Put in simple terms – the endowment effect is a phenomenon where you overvalue the things you own, simply because they are yours (regardless of its objective value).
This happens primarily because of two psychological reasons:
You fall in love with what you already own, and therefore are prepared to pay more to retain something that you already own than pay for an item that you don’t own.
In what is now famously called the Mug Experiment, Daniel Kahneman, Jack L. Knetsch, and Richard H. Thaler conducted a study to see how the endowment effect can influence our decision making.
Participants were randomly divided into buyers and sellers, with sellers getting coffee mugs as a gift.
The sellers were asked to list the lowest price that they would sell the mugs for.
While the buyers had to list the highest price they’d be willing to pay.
The end result?
Most of the mugs ended up achieving no sale because most sellers listed too high of a price for buyers, and most buyers listed prices too low for sellers.
To cut a long story short, those that owned the mugs placed a significantly higher value ($7.12) on the mugs than the buyers did ($2.87).
So you feel attached to the things you own.
What’s wrong with that?
If you’ve ever tried to sell your own home, you might have encountered a very common situation in that your valuation of your own home is way higher than what a buyer is willing to pay.
It’s not because you are an unreasonable person, because who doesn’t want to extract as much value from a sale as possible?
After all, you yourself know deeply all the ins and outs of your home.
You value the peace and quiet in the mornings.
You have painstakingly repaired and upgraded parts of your home, sparing no expense.
Thus you are no longer being objective and attributing a higher value to your place.
2. Loss aversion
You feel the pain of loss twice as strong as the pleasure of an equal gain.
Studies have showed that losing $10 hurts more than gaining $10 feels good.
A very simple example will show you what I mean.
If I were to play a coin toss bet with you right now, offering you $10 if it lands on heads.
But if it lands on tails, you’ll have to pay me $10.
Would you take it?
Most people wouldn’t.
In fact, behavioral economists estimated the ratio of gains to losses at about 2.25 to 1.
Which basically means you value a gain 2.25 times more than its equivalent loss.
Now, if you were selling something inconsequential, like a laptop off Carousell, this would hardly matter.

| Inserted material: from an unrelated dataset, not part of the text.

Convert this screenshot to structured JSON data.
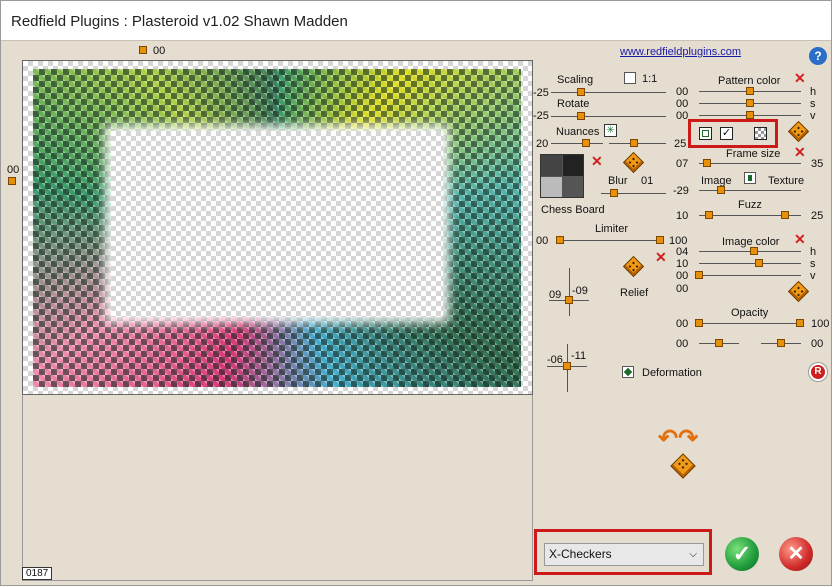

Worst-case scenario would be to end up on the infamous Carouhell page.
My point is this:
Holding off for a superior price or holding on despite better options out there will not have a significant impact on your life.
But when it comes to a big-ticket item like property, the repercussions would be huge.
What if you hold off a perfectly good offer, only for the market to turn downhill after?
Or, like in the case above, what if you end up holding out for that elusive en bloc (which has no guarantee of coming), but miss out on years of higher rental income?
At the end of the day, it’s not that the Levelz condo is a bad development.
It is basically the wrong fit for the needs of the buyer.
But it is the endowment effect that is a tough one to avoid.
It causes you to miss better alternatives as you unknowingly continue to hold on to things that you have invested in.
But by taking the first step of being aware of it, allows you to make the process for buying and selling a home much easier and understandable.
Just imagine if you were in this situation, would you have been open-minded to this option?
A monthly income increase plus 6 figure extra cash might not have been enough to convince this owner, but to someone else, this could have made a huge compounding difference to their life further down the road.
If you have any further questions on the endowment effect feel free to reach out to us at email@example.com!